Work to complete: Going line by line through the entries below, note each one with "screenshot", then report how many there are and nothing else.

Data for analysis:
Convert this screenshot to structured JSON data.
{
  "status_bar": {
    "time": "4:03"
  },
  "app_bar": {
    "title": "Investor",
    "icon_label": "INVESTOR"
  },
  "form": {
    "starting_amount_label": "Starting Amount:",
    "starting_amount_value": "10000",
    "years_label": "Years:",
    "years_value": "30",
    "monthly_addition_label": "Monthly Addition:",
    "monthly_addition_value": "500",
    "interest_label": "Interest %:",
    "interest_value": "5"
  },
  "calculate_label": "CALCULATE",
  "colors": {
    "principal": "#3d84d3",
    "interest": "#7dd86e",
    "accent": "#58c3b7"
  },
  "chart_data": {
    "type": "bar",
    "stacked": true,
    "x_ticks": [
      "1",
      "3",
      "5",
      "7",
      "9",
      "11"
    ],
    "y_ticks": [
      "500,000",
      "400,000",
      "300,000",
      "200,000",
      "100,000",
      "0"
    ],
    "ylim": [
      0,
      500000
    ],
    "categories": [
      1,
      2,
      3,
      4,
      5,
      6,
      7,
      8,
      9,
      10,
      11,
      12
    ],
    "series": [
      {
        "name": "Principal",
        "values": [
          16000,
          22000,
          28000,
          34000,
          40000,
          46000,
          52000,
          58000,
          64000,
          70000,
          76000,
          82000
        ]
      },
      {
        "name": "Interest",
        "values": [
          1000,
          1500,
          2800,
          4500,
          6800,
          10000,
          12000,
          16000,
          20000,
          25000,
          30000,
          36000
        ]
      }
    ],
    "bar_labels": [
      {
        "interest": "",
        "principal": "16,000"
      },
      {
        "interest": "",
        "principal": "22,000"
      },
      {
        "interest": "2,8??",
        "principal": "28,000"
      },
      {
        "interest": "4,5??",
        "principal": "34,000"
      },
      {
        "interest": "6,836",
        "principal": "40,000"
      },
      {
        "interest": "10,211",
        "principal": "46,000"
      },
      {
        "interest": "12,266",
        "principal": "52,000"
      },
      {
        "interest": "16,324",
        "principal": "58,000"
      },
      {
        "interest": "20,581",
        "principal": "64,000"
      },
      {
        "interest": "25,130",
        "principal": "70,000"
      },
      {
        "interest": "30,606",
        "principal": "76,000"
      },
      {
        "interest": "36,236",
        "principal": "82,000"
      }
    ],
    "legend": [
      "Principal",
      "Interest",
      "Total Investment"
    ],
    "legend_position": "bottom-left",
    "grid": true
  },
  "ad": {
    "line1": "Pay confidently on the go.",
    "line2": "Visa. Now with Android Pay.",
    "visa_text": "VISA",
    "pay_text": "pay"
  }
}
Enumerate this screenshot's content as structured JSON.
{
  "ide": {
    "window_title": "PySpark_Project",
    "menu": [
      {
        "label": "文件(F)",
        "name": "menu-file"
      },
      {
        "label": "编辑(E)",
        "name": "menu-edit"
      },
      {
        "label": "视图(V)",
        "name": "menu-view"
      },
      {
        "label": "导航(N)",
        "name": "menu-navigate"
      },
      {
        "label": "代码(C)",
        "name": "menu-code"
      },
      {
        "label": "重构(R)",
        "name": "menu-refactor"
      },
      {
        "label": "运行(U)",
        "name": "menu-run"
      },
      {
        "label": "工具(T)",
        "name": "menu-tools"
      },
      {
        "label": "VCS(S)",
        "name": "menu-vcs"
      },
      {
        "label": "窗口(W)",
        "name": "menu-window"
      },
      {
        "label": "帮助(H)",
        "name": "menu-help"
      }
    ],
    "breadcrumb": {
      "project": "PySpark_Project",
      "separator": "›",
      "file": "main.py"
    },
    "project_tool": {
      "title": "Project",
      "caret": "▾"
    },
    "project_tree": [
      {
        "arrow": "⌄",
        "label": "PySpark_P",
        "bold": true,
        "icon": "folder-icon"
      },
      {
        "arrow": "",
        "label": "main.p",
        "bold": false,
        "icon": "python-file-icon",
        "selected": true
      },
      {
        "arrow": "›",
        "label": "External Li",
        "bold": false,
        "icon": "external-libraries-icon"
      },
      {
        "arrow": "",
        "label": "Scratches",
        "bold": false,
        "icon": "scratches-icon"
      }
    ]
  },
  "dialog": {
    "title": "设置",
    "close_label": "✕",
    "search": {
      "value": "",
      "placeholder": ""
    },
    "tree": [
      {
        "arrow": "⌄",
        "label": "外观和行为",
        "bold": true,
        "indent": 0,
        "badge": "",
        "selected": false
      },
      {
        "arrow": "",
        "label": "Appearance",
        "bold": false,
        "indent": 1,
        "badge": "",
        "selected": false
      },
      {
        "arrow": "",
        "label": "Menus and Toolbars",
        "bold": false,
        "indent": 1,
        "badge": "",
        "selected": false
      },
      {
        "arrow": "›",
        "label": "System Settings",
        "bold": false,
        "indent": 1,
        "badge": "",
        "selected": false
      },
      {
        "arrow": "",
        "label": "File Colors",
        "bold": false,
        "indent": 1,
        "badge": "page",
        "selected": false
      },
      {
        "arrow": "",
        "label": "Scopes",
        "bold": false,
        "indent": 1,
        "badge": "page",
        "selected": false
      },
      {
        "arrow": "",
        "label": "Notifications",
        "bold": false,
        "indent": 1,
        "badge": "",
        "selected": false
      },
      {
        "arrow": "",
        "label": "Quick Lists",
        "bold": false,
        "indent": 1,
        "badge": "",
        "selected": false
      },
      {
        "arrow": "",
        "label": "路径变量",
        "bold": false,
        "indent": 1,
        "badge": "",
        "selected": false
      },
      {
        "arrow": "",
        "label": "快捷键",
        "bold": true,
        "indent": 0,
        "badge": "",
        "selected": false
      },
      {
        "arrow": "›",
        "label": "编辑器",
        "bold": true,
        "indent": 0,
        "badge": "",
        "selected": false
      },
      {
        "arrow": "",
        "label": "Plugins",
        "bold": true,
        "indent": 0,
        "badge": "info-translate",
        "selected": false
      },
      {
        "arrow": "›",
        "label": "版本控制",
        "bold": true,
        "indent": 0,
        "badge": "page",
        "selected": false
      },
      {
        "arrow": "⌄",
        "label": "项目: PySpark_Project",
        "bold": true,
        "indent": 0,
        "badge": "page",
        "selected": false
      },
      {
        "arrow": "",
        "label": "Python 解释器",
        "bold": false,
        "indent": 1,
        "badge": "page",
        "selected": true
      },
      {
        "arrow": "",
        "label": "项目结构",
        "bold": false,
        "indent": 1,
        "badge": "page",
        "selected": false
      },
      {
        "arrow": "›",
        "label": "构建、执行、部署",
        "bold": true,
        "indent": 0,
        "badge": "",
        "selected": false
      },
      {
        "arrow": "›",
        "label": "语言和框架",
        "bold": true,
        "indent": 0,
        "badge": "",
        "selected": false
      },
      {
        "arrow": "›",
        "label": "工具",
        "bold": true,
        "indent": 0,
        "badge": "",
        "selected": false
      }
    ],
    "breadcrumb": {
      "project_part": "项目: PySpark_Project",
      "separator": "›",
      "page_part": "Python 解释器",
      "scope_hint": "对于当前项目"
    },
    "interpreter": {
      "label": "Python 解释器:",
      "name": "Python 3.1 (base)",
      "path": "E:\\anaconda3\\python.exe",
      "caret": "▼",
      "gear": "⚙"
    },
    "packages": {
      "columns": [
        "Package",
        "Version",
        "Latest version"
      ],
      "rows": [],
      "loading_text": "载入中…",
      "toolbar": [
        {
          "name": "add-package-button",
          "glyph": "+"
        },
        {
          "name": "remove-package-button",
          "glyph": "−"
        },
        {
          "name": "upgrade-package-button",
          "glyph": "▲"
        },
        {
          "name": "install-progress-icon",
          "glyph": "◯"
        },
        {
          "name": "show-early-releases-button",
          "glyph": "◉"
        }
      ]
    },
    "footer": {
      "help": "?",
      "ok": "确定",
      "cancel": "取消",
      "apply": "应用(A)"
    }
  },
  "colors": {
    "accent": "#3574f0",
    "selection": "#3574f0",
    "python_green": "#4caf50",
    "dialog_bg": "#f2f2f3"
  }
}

Worked solution: 2